Task goal –
Give the data again exactly as it appears, excluding any pictures.

(Excerpts from an interface dataset)
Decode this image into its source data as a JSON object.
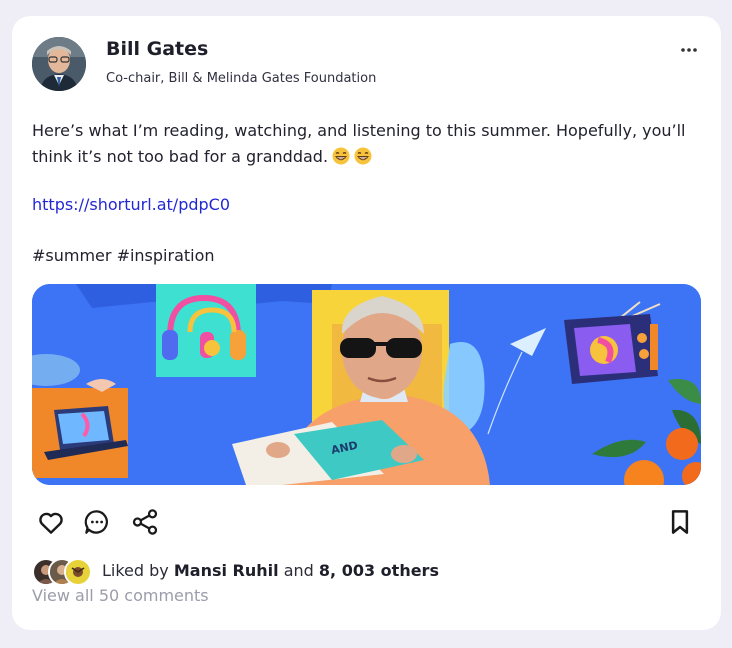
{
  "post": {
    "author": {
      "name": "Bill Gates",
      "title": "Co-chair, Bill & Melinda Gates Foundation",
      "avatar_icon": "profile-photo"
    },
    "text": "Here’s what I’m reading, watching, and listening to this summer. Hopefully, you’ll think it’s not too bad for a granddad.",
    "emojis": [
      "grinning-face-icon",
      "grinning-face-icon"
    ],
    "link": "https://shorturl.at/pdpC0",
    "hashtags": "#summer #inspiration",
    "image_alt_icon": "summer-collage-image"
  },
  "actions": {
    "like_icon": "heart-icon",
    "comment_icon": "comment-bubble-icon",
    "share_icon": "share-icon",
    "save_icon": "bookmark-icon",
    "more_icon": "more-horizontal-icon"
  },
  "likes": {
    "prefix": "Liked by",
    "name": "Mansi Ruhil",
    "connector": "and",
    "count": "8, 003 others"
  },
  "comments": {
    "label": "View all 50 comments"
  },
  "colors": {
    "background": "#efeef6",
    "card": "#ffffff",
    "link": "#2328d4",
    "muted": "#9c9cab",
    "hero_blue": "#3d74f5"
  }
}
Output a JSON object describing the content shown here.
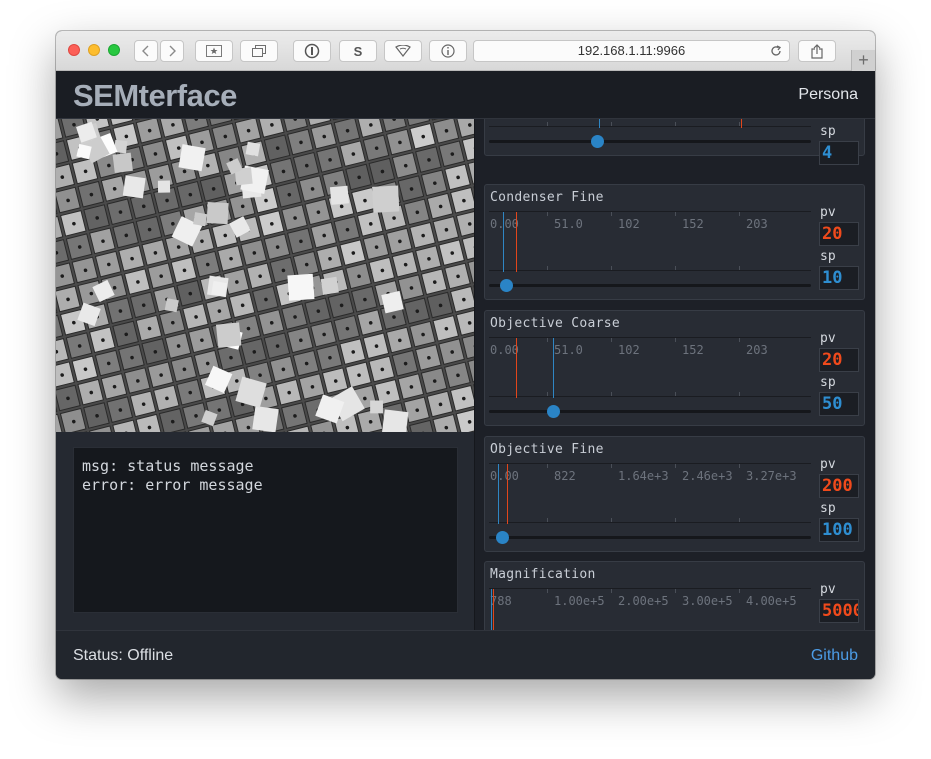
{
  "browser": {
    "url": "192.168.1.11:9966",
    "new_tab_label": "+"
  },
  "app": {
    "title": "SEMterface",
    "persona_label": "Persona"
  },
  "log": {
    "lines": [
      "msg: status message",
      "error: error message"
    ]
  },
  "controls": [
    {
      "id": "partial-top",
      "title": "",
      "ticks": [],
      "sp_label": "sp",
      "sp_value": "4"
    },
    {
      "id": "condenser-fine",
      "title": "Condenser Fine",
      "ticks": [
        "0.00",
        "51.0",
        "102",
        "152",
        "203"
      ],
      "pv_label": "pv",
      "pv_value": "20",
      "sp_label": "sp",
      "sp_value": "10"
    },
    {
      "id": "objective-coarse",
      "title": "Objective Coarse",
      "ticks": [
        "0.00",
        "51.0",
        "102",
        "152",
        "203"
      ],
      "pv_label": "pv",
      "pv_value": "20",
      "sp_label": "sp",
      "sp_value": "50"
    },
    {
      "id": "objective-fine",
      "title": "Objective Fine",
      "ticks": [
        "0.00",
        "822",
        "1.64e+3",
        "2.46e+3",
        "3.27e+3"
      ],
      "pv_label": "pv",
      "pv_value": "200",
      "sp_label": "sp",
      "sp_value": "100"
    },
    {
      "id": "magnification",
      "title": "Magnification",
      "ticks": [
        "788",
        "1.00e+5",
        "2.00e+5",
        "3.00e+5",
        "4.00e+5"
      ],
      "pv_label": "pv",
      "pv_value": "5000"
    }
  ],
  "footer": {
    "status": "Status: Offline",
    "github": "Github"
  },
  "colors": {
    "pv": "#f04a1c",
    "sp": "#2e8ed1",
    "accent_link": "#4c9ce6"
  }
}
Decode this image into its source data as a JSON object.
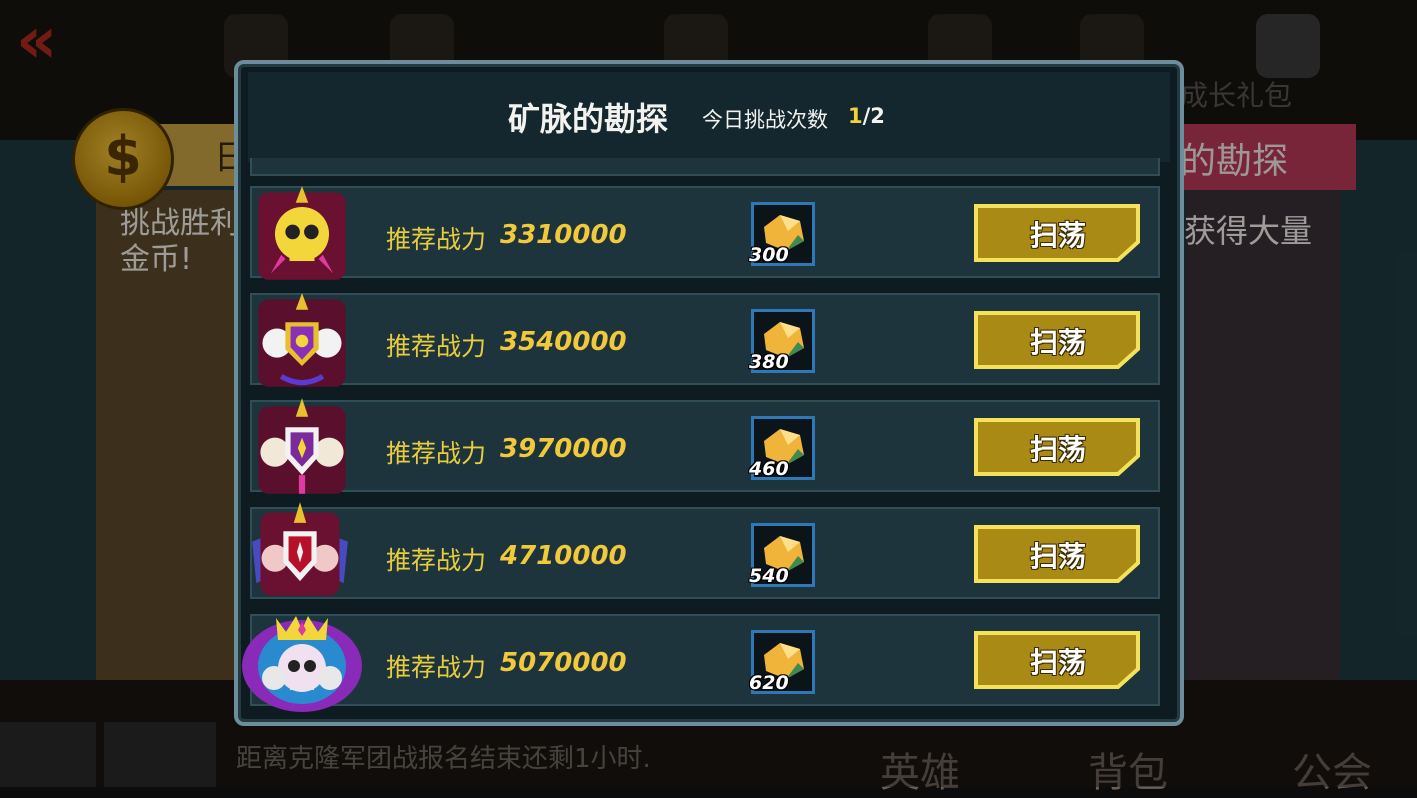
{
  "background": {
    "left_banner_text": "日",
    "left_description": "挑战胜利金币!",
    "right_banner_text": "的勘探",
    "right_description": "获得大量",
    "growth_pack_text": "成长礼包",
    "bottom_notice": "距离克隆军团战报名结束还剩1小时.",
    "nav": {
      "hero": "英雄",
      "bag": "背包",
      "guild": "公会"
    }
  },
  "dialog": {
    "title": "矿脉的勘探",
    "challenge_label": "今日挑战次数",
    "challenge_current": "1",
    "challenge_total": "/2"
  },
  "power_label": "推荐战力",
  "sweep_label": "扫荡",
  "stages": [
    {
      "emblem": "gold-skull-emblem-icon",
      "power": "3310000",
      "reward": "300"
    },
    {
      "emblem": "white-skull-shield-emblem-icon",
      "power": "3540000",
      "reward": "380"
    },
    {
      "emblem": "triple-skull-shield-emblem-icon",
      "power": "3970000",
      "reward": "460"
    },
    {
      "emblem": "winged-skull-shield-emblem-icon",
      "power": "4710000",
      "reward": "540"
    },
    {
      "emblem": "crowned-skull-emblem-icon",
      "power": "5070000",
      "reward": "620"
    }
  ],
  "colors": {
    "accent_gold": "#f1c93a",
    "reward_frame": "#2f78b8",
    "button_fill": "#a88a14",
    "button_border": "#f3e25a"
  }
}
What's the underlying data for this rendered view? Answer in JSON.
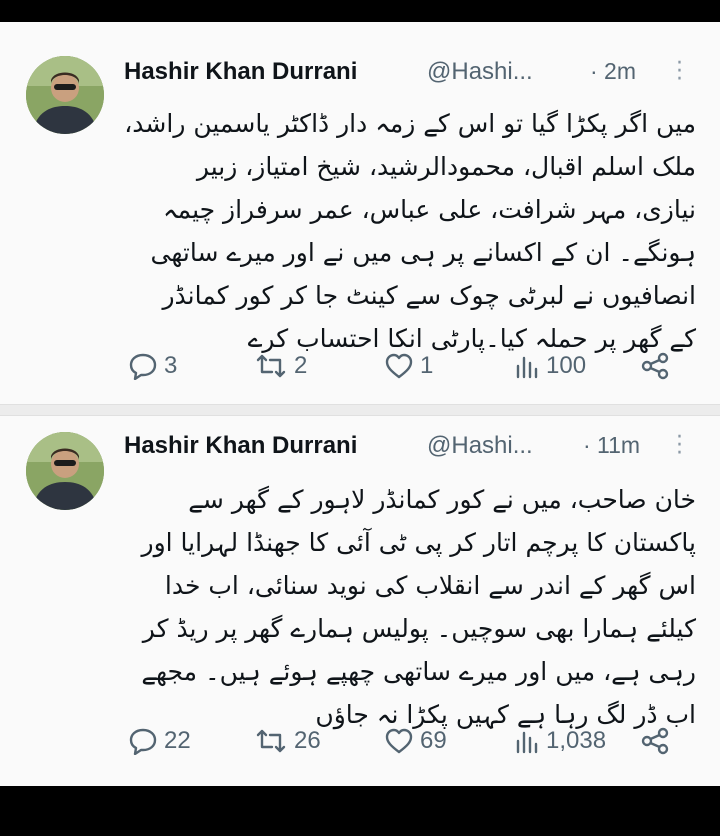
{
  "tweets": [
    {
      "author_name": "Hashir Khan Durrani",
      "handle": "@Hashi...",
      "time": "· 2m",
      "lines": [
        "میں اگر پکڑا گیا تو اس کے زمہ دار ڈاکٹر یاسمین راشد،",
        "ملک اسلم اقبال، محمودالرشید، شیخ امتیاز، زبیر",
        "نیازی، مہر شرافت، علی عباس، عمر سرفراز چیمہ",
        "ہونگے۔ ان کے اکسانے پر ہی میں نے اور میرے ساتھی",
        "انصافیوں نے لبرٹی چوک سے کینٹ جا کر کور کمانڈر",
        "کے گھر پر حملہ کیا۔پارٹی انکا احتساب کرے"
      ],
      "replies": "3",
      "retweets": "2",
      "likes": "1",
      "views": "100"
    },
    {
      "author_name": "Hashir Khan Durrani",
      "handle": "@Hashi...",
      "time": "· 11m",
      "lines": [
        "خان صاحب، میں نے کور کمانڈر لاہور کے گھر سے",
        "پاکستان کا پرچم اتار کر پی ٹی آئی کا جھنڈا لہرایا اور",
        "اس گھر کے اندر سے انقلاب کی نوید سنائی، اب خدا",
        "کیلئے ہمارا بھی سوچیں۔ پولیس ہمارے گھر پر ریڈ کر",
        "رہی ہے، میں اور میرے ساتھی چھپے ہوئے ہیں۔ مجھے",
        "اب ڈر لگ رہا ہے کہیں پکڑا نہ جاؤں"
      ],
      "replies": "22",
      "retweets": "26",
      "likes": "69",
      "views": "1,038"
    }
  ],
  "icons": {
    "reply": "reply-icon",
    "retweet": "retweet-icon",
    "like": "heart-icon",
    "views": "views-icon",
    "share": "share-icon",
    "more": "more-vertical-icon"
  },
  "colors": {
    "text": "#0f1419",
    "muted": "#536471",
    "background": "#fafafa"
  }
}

Exercise output –
Decode this image into its source data as a JSON object.
{
  "post": {
    "author": {
      "name": "Bill Gates",
      "title": "Co-chair, Bill & Melinda Gates Foundation",
      "avatar_icon": "profile-photo"
    },
    "text": "Here’s what I’m reading, watching, and listening to this summer. Hopefully, you’ll think it’s not too bad for a granddad.",
    "emojis": [
      "grinning-face-icon",
      "grinning-face-icon"
    ],
    "link": "https://shorturl.at/pdpC0",
    "hashtags": "#summer #inspiration",
    "image_alt_icon": "summer-collage-image"
  },
  "actions": {
    "like_icon": "heart-icon",
    "comment_icon": "comment-bubble-icon",
    "share_icon": "share-icon",
    "save_icon": "bookmark-icon",
    "more_icon": "more-horizontal-icon"
  },
  "likes": {
    "prefix": "Liked by",
    "name": "Mansi Ruhil",
    "connector": "and",
    "count": "8, 003 others"
  },
  "comments": {
    "label": "View all 50 comments"
  },
  "colors": {
    "background": "#efeef6",
    "card": "#ffffff",
    "link": "#2328d4",
    "muted": "#9c9cab",
    "hero_blue": "#3d74f5"
  }
}
Output a JSON object describing the content shown here.
{
  "browser": {
    "url": "192.168.1.11:9966",
    "new_tab_label": "+"
  },
  "app": {
    "title": "SEMterface",
    "persona_label": "Persona"
  },
  "log": {
    "lines": [
      "msg: status message",
      "error: error message"
    ]
  },
  "controls": [
    {
      "id": "partial-top",
      "title": "",
      "ticks": [],
      "sp_label": "sp",
      "sp_value": "4"
    },
    {
      "id": "condenser-fine",
      "title": "Condenser Fine",
      "ticks": [
        "0.00",
        "51.0",
        "102",
        "152",
        "203"
      ],
      "pv_label": "pv",
      "pv_value": "20",
      "sp_label": "sp",
      "sp_value": "10"
    },
    {
      "id": "objective-coarse",
      "title": "Objective Coarse",
      "ticks": [
        "0.00",
        "51.0",
        "102",
        "152",
        "203"
      ],
      "pv_label": "pv",
      "pv_value": "20",
      "sp_label": "sp",
      "sp_value": "50"
    },
    {
      "id": "objective-fine",
      "title": "Objective Fine",
      "ticks": [
        "0.00",
        "822",
        "1.64e+3",
        "2.46e+3",
        "3.27e+3"
      ],
      "pv_label": "pv",
      "pv_value": "200",
      "sp_label": "sp",
      "sp_value": "100"
    },
    {
      "id": "magnification",
      "title": "Magnification",
      "ticks": [
        "788",
        "1.00e+5",
        "2.00e+5",
        "3.00e+5",
        "4.00e+5"
      ],
      "pv_label": "pv",
      "pv_value": "5000"
    }
  ],
  "footer": {
    "status": "Status: Offline",
    "github": "Github"
  },
  "colors": {
    "pv": "#f04a1c",
    "sp": "#2e8ed1",
    "accent_link": "#4c9ce6"
  }
}
Decode this image into its source data as a JSON object.
{
  "background": {
    "left_banner_text": "日",
    "left_description": "挑战胜利金币!",
    "right_banner_text": "的勘探",
    "right_description": "获得大量",
    "growth_pack_text": "成长礼包",
    "bottom_notice": "距离克隆军团战报名结束还剩1小时.",
    "nav": {
      "hero": "英雄",
      "bag": "背包",
      "guild": "公会"
    }
  },
  "dialog": {
    "title": "矿脉的勘探",
    "challenge_label": "今日挑战次数",
    "challenge_current": "1",
    "challenge_total": "/2"
  },
  "power_label": "推荐战力",
  "sweep_label": "扫荡",
  "stages": [
    {
      "emblem": "gold-skull-emblem-icon",
      "power": "3310000",
      "reward": "300"
    },
    {
      "emblem": "white-skull-shield-emblem-icon",
      "power": "3540000",
      "reward": "380"
    },
    {
      "emblem": "triple-skull-shield-emblem-icon",
      "power": "3970000",
      "reward": "460"
    },
    {
      "emblem": "winged-skull-shield-emblem-icon",
      "power": "4710000",
      "reward": "540"
    },
    {
      "emblem": "crowned-skull-emblem-icon",
      "power": "5070000",
      "reward": "620"
    }
  ],
  "colors": {
    "accent_gold": "#f1c93a",
    "reward_frame": "#2f78b8",
    "button_fill": "#a88a14",
    "button_border": "#f3e25a"
  }
}
What's the underlying data for this rendered view? Answer in JSON.
{
  "tweets": [
    {
      "author_name": "Hashir Khan Durrani",
      "handle": "@Hashi...",
      "time": "· 2m",
      "lines": [
        "میں اگر پکڑا گیا تو اس کے زمہ دار ڈاکٹر یاسمین راشد،",
        "ملک اسلم اقبال، محمودالرشید، شیخ امتیاز، زبیر",
        "نیازی، مہر شرافت، علی عباس، عمر سرفراز چیمہ",
        "ہونگے۔ ان کے اکسانے پر ہی میں نے اور میرے ساتھی",
        "انصافیوں نے لبرٹی چوک سے کینٹ جا کر کور کمانڈر",
        "کے گھر پر حملہ کیا۔پارٹی انکا احتساب کرے"
      ],
      "replies": "3",
      "retweets": "2",
      "likes": "1",
      "views": "100"
    },
    {
      "author_name": "Hashir Khan Durrani",
      "handle": "@Hashi...",
      "time": "· 11m",
      "lines": [
        "خان صاحب، میں نے کور کمانڈر لاہور کے گھر سے",
        "پاکستان کا پرچم اتار کر پی ٹی آئی کا جھنڈا لہرایا اور",
        "اس گھر کے اندر سے انقلاب کی نوید سنائی، اب خدا",
        "کیلئے ہمارا بھی سوچیں۔ پولیس ہمارے گھر پر ریڈ کر",
        "رہی ہے، میں اور میرے ساتھی چھپے ہوئے ہیں۔ مجھے",
        "اب ڈر لگ رہا ہے کہیں پکڑا نہ جاؤں"
      ],
      "replies": "22",
      "retweets": "26",
      "likes": "69",
      "views": "1,038"
    }
  ],
  "icons": {
    "reply": "reply-icon",
    "retweet": "retweet-icon",
    "like": "heart-icon",
    "views": "views-icon",
    "share": "share-icon",
    "more": "more-vertical-icon"
  },
  "colors": {
    "text": "#0f1419",
    "muted": "#536471",
    "background": "#fafafa"
  }
}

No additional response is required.